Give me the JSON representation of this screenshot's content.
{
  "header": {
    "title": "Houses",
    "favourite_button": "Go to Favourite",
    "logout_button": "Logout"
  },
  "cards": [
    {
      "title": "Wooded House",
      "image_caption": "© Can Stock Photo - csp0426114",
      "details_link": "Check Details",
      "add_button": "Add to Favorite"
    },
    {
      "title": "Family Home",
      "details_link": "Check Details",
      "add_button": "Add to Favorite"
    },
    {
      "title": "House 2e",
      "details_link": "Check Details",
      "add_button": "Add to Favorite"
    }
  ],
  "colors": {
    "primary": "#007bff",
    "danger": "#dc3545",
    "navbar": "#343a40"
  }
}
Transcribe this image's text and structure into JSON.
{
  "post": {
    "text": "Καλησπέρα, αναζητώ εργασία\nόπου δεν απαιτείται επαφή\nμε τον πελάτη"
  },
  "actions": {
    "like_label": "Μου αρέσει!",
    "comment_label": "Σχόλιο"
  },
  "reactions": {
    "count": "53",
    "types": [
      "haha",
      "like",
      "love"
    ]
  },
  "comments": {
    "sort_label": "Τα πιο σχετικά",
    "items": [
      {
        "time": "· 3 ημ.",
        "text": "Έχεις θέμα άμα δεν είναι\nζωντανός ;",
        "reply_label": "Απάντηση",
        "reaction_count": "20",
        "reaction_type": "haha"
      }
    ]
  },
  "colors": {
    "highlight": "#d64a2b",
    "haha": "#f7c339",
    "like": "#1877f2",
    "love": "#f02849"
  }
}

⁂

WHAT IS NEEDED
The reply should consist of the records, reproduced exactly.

ANSWER SPACE
Give me the JSON representation of this screenshot's content.
{
  "header": {
    "title": "Houses",
    "favourite_button": "Go to Favourite",
    "logout_button": "Logout"
  },
  "cards": [
    {
      "title": "Wooded House",
      "image_caption": "© Can Stock Photo - csp0426114",
      "details_link": "Check Details",
      "add_button": "Add to Favorite"
    },
    {
      "title": "Family Home",
      "details_link": "Check Details",
      "add_button": "Add to Favorite"
    },
    {
      "title": "House 2e",
      "details_link": "Check Details",
      "add_button": "Add to Favorite"
    }
  ],
  "colors": {
    "primary": "#007bff",
    "danger": "#dc3545",
    "navbar": "#343a40"
  }
}
Transcribe this image's text and structure into JSON.
{
  "post": {
    "text": "Καλησπέρα, αναζητώ εργασία\nόπου δεν απαιτείται επαφή\nμε τον πελάτη"
  },
  "actions": {
    "like_label": "Μου αρέσει!",
    "comment_label": "Σχόλιο"
  },
  "reactions": {
    "count": "53",
    "types": [
      "haha",
      "like",
      "love"
    ]
  },
  "comments": {
    "sort_label": "Τα πιο σχετικά",
    "items": [
      {
        "time": "· 3 ημ.",
        "text": "Έχεις θέμα άμα δεν είναι\nζωντανός ;",
        "reply_label": "Απάντηση",
        "reaction_count": "20",
        "reaction_type": "haha"
      }
    ]
  },
  "colors": {
    "highlight": "#d64a2b",
    "haha": "#f7c339",
    "like": "#1877f2",
    "love": "#f02849"
  }
}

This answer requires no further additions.